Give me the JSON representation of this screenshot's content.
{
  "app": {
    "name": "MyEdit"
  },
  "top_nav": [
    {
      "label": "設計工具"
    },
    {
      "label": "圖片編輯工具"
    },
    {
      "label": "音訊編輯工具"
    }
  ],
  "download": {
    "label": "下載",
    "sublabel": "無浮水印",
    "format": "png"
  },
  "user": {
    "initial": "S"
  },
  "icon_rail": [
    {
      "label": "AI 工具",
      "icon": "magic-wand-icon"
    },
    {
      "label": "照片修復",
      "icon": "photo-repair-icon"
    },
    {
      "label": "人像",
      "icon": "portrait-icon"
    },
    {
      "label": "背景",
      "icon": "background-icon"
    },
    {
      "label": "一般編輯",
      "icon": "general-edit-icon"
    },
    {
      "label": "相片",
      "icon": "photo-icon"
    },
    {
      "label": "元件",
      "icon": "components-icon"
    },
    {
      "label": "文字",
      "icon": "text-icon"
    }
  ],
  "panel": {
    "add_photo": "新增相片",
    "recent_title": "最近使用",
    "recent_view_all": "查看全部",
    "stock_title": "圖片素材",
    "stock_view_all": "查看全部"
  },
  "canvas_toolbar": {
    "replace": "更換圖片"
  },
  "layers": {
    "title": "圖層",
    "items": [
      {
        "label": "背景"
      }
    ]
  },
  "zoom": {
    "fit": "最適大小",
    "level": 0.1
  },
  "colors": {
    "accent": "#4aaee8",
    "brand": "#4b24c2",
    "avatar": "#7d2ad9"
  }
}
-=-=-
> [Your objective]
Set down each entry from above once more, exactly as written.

> [Answer for this exercise]
Give me the JSON representation of this screenshot's content.
{
  "app": {
    "name": "MyEdit"
  },
  "top_nav": [
    {
      "label": "設計工具"
    },
    {
      "label": "圖片編輯工具"
    },
    {
      "label": "音訊編輯工具"
    }
  ],
  "download": {
    "label": "下載",
    "sublabel": "無浮水印",
    "format": "png"
  },
  "user": {
    "initial": "S"
  },
  "icon_rail": [
    {
      "label": "AI 工具",
      "icon": "magic-wand-icon"
    },
    {
      "label": "照片修復",
      "icon": "photo-repair-icon"
    },
    {
      "label": "人像",
      "icon": "portrait-icon"
    },
    {
      "label": "背景",
      "icon": "background-icon"
    },
    {
      "label": "一般編輯",
      "icon": "general-edit-icon"
    },
    {
      "label": "相片",
      "icon": "photo-icon"
    },
    {
      "label": "元件",
      "icon": "components-icon"
    },
    {
      "label": "文字",
      "icon": "text-icon"
    }
  ],
  "panel": {
    "add_photo": "新增相片",
    "recent_title": "最近使用",
    "recent_view_all": "查看全部",
    "stock_title": "圖片素材",
    "stock_view_all": "查看全部"
  },
  "canvas_toolbar": {
    "replace": "更換圖片"
  },
  "layers": {
    "title": "圖層",
    "items": [
      {
        "label": "背景"
      }
    ]
  },
  "zoom": {
    "fit": "最適大小",
    "level": 0.1
  },
  "colors": {
    "accent": "#4aaee8",
    "brand": "#4b24c2",
    "avatar": "#7d2ad9"
  }
}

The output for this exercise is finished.